## Supplied information:

━━━━━━━━━━━━━━━━━━━━━━━━━━━━━━

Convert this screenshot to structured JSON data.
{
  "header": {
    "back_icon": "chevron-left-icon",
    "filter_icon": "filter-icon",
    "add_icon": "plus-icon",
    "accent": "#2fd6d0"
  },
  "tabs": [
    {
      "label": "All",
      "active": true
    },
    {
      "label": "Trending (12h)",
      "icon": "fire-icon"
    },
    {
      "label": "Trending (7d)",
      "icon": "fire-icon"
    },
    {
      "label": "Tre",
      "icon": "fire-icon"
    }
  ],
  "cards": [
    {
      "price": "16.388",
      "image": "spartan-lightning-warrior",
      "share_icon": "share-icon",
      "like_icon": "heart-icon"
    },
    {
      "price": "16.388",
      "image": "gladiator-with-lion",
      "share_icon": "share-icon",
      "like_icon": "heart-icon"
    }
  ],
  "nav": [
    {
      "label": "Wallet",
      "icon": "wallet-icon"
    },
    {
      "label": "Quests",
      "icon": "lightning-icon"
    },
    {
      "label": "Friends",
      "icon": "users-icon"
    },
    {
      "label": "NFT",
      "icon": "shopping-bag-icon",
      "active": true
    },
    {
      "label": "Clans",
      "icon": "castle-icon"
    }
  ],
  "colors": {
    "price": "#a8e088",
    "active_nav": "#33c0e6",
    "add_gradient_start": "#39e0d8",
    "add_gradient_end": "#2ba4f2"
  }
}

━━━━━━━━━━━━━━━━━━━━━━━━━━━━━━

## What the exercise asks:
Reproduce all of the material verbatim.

## Result of the exercise:
Convert this screenshot to structured JSON data.
{
  "header": {
    "back_icon": "chevron-left-icon",
    "filter_icon": "filter-icon",
    "add_icon": "plus-icon",
    "accent": "#2fd6d0"
  },
  "tabs": [
    {
      "label": "All",
      "active": true
    },
    {
      "label": "Trending (12h)",
      "icon": "fire-icon"
    },
    {
      "label": "Trending (7d)",
      "icon": "fire-icon"
    },
    {
      "label": "Tre",
      "icon": "fire-icon"
    }
  ],
  "cards": [
    {
      "price": "16.388",
      "image": "spartan-lightning-warrior",
      "share_icon": "share-icon",
      "like_icon": "heart-icon"
    },
    {
      "price": "16.388",
      "image": "gladiator-with-lion",
      "share_icon": "share-icon",
      "like_icon": "heart-icon"
    }
  ],
  "nav": [
    {
      "label": "Wallet",
      "icon": "wallet-icon"
    },
    {
      "label": "Quests",
      "icon": "lightning-icon"
    },
    {
      "label": "Friends",
      "icon": "users-icon"
    },
    {
      "label": "NFT",
      "icon": "shopping-bag-icon",
      "active": true
    },
    {
      "label": "Clans",
      "icon": "castle-icon"
    }
  ],
  "colors": {
    "price": "#a8e088",
    "active_nav": "#33c0e6",
    "add_gradient_start": "#39e0d8",
    "add_gradient_end": "#2ba4f2"
  }
}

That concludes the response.